[Excerpts from an interface dataset]
__________________________________________________

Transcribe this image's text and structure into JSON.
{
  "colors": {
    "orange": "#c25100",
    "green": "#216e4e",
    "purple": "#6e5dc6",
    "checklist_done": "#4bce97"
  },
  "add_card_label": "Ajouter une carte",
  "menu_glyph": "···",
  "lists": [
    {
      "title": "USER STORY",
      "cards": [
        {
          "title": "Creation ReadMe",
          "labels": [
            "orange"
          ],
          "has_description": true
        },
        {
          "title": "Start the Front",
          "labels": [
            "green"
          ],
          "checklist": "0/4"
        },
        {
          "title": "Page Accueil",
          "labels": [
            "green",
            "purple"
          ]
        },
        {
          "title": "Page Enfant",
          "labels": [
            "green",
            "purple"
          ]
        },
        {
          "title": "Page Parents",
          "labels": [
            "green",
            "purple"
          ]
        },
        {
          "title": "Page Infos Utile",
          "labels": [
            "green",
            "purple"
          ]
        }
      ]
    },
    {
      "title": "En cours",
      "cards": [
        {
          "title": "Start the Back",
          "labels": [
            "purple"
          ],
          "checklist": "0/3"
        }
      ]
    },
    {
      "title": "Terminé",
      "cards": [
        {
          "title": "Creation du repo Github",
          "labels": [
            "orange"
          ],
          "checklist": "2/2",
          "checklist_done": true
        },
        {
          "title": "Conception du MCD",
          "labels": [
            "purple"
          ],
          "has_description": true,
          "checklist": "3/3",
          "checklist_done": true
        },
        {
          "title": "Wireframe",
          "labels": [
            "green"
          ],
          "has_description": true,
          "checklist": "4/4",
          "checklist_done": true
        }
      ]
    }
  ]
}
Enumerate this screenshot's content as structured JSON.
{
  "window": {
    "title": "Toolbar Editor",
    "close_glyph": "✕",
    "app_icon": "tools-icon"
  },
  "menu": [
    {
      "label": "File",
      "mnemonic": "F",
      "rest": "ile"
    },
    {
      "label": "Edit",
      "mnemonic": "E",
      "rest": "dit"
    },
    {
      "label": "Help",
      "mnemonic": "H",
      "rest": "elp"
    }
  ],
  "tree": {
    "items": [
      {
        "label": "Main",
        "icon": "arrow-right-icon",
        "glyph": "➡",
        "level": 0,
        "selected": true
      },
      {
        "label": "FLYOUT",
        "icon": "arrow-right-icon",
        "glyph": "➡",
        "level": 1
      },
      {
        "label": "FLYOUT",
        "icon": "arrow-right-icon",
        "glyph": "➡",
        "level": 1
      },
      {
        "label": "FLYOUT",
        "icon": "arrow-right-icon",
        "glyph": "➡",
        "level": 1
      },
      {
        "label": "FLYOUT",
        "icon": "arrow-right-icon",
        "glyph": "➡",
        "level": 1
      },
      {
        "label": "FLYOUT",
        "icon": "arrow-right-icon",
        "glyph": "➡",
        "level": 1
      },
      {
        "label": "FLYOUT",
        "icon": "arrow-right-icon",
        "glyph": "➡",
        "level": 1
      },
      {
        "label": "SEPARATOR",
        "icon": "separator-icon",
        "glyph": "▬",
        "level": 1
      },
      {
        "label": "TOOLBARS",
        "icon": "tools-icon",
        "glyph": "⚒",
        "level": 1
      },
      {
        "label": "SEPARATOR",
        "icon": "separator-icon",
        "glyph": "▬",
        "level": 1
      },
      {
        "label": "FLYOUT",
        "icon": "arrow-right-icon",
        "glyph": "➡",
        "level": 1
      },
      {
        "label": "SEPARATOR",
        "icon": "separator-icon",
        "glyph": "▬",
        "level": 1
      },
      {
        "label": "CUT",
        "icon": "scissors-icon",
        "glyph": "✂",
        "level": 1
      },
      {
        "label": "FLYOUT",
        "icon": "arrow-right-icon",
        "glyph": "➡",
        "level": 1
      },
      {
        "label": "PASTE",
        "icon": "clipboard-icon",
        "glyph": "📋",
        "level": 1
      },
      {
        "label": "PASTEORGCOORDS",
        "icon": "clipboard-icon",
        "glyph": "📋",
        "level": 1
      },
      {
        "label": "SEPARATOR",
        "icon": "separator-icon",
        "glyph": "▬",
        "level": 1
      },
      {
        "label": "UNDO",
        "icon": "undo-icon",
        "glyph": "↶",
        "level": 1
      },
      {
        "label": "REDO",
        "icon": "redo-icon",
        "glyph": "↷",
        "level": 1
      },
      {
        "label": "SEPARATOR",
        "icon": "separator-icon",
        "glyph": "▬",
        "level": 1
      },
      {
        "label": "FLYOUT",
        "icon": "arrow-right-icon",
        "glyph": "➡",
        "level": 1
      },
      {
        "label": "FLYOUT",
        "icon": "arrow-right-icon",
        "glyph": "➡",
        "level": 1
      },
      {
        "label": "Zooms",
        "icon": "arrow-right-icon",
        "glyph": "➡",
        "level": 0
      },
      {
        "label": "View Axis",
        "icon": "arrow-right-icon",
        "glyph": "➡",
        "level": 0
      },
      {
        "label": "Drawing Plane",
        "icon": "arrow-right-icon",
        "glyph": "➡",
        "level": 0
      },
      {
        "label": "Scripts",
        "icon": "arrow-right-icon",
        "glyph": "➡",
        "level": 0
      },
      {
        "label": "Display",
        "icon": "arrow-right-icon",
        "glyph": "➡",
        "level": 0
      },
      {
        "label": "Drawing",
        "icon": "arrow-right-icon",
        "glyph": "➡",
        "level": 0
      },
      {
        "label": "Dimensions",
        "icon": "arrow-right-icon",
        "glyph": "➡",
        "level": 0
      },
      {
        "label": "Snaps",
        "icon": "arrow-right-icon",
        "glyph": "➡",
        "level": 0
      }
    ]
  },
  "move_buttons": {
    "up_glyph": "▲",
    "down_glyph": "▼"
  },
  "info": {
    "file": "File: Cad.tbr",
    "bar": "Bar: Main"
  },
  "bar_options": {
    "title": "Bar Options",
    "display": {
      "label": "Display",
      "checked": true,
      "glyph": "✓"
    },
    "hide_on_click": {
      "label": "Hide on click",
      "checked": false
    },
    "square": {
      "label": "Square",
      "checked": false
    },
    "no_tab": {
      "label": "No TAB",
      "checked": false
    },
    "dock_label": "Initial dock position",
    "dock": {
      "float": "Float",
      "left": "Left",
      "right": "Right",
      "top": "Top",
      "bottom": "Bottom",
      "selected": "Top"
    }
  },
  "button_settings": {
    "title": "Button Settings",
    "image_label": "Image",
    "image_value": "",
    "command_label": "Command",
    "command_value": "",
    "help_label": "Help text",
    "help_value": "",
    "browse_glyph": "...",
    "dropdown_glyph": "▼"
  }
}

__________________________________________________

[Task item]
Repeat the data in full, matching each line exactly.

[Written solution]
Transcribe this image's text and structure into JSON.
{
  "colors": {
    "orange": "#c25100",
    "green": "#216e4e",
    "purple": "#6e5dc6",
    "checklist_done": "#4bce97"
  },
  "add_card_label": "Ajouter une carte",
  "menu_glyph": "···",
  "lists": [
    {
      "title": "USER STORY",
      "cards": [
        {
          "title": "Creation ReadMe",
          "labels": [
            "orange"
          ],
          "has_description": true
        },
        {
          "title": "Start the Front",
          "labels": [
            "green"
          ],
          "checklist": "0/4"
        },
        {
          "title": "Page Accueil",
          "labels": [
            "green",
            "purple"
          ]
        },
        {
          "title": "Page Enfant",
          "labels": [
            "green",
            "purple"
          ]
        },
        {
          "title": "Page Parents",
          "labels": [
            "green",
            "purple"
          ]
        },
        {
          "title": "Page Infos Utile",
          "labels": [
            "green",
            "purple"
          ]
        }
      ]
    },
    {
      "title": "En cours",
      "cards": [
        {
          "title": "Start the Back",
          "labels": [
            "purple"
          ],
          "checklist": "0/3"
        }
      ]
    },
    {
      "title": "Terminé",
      "cards": [
        {
          "title": "Creation du repo Github",
          "labels": [
            "orange"
          ],
          "checklist": "2/2",
          "checklist_done": true
        },
        {
          "title": "Conception du MCD",
          "labels": [
            "purple"
          ],
          "has_description": true,
          "checklist": "3/3",
          "checklist_done": true
        },
        {
          "title": "Wireframe",
          "labels": [
            "green"
          ],
          "has_description": true,
          "checklist": "4/4",
          "checklist_done": true
        }
      ]
    }
  ]
}
Enumerate this screenshot's content as structured JSON.
{
  "window": {
    "title": "Toolbar Editor",
    "close_glyph": "✕",
    "app_icon": "tools-icon"
  },
  "menu": [
    {
      "label": "File",
      "mnemonic": "F",
      "rest": "ile"
    },
    {
      "label": "Edit",
      "mnemonic": "E",
      "rest": "dit"
    },
    {
      "label": "Help",
      "mnemonic": "H",
      "rest": "elp"
    }
  ],
  "tree": {
    "items": [
      {
        "label": "Main",
        "icon": "arrow-right-icon",
        "glyph": "➡",
        "level": 0,
        "selected": true
      },
      {
        "label": "FLYOUT",
        "icon": "arrow-right-icon",
        "glyph": "➡",
        "level": 1
      },
      {
        "label": "FLYOUT",
        "icon": "arrow-right-icon",
        "glyph": "➡",
        "level": 1
      },
      {
        "label": "FLYOUT",
        "icon": "arrow-right-icon",
        "glyph": "➡",
        "level": 1
      },
      {
        "label": "FLYOUT",
        "icon": "arrow-right-icon",
        "glyph": "➡",
        "level": 1
      },
      {
        "label": "FLYOUT",
        "icon": "arrow-right-icon",
        "glyph": "➡",
        "level": 1
      },
      {
        "label": "FLYOUT",
        "icon": "arrow-right-icon",
        "glyph": "➡",
        "level": 1
      },
      {
        "label": "SEPARATOR",
        "icon": "separator-icon",
        "glyph": "▬",
        "level": 1
      },
      {
        "label": "TOOLBARS",
        "icon": "tools-icon",
        "glyph": "⚒",
        "level": 1
      },
      {
        "label": "SEPARATOR",
        "icon": "separator-icon",
        "glyph": "▬",
        "level": 1
      },
      {
        "label": "FLYOUT",
        "icon": "arrow-right-icon",
        "glyph": "➡",
        "level": 1
      },
      {
        "label": "SEPARATOR",
        "icon": "separator-icon",
        "glyph": "▬",
        "level": 1
      },
      {
        "label": "CUT",
        "icon": "scissors-icon",
        "glyph": "✂",
        "level": 1
      },
      {
        "label": "FLYOUT",
        "icon": "arrow-right-icon",
        "glyph": "➡",
        "level": 1
      },
      {
        "label": "PASTE",
        "icon": "clipboard-icon",
        "glyph": "📋",
        "level": 1
      },
      {
        "label": "PASTEORGCOORDS",
        "icon": "clipboard-icon",
        "glyph": "📋",
        "level": 1
      },
      {
        "label": "SEPARATOR",
        "icon": "separator-icon",
        "glyph": "▬",
        "level": 1
      },
      {
        "label": "UNDO",
        "icon": "undo-icon",
        "glyph": "↶",
        "level": 1
      },
      {
        "label": "REDO",
        "icon": "redo-icon",
        "glyph": "↷",
        "level": 1
      },
      {
        "label": "SEPARATOR",
        "icon": "separator-icon",
        "glyph": "▬",
        "level": 1
      },
      {
        "label": "FLYOUT",
        "icon": "arrow-right-icon",
        "glyph": "➡",
        "level": 1
      },
      {
        "label": "FLYOUT",
        "icon": "arrow-right-icon",
        "glyph": "➡",
        "level": 1
      },
      {
        "label": "Zooms",
        "icon": "arrow-right-icon",
        "glyph": "➡",
        "level": 0
      },
      {
        "label": "View Axis",
        "icon": "arrow-right-icon",
        "glyph": "➡",
        "level": 0
      },
      {
        "label": "Drawing Plane",
        "icon": "arrow-right-icon",
        "glyph": "➡",
        "level": 0
      },
      {
        "label": "Scripts",
        "icon": "arrow-right-icon",
        "glyph": "➡",
        "level": 0
      },
      {
        "label": "Display",
        "icon": "arrow-right-icon",
        "glyph": "➡",
        "level": 0
      },
      {
        "label": "Drawing",
        "icon": "arrow-right-icon",
        "glyph": "➡",
        "level": 0
      },
      {
        "label": "Dimensions",
        "icon": "arrow-right-icon",
        "glyph": "➡",
        "level": 0
      },
      {
        "label": "Snaps",
        "icon": "arrow-right-icon",
        "glyph": "➡",
        "level": 0
      }
    ]
  },
  "move_buttons": {
    "up_glyph": "▲",
    "down_glyph": "▼"
  },
  "info": {
    "file": "File: Cad.tbr",
    "bar": "Bar: Main"
  },
  "bar_options": {
    "title": "Bar Options",
    "display": {
      "label": "Display",
      "checked": true,
      "glyph": "✓"
    },
    "hide_on_click": {
      "label": "Hide on click",
      "checked": false
    },
    "square": {
      "label": "Square",
      "checked": false
    },
    "no_tab": {
      "label": "No TAB",
      "checked": false
    },
    "dock_label": "Initial dock position",
    "dock": {
      "float": "Float",
      "left": "Left",
      "right": "Right",
      "top": "Top",
      "bottom": "Bottom",
      "selected": "Top"
    }
  },
  "button_settings": {
    "title": "Button Settings",
    "image_label": "Image",
    "image_value": "",
    "command_label": "Command",
    "command_value": "",
    "help_label": "Help text",
    "help_value": "",
    "browse_glyph": "...",
    "dropdown_glyph": "▼"
  }
}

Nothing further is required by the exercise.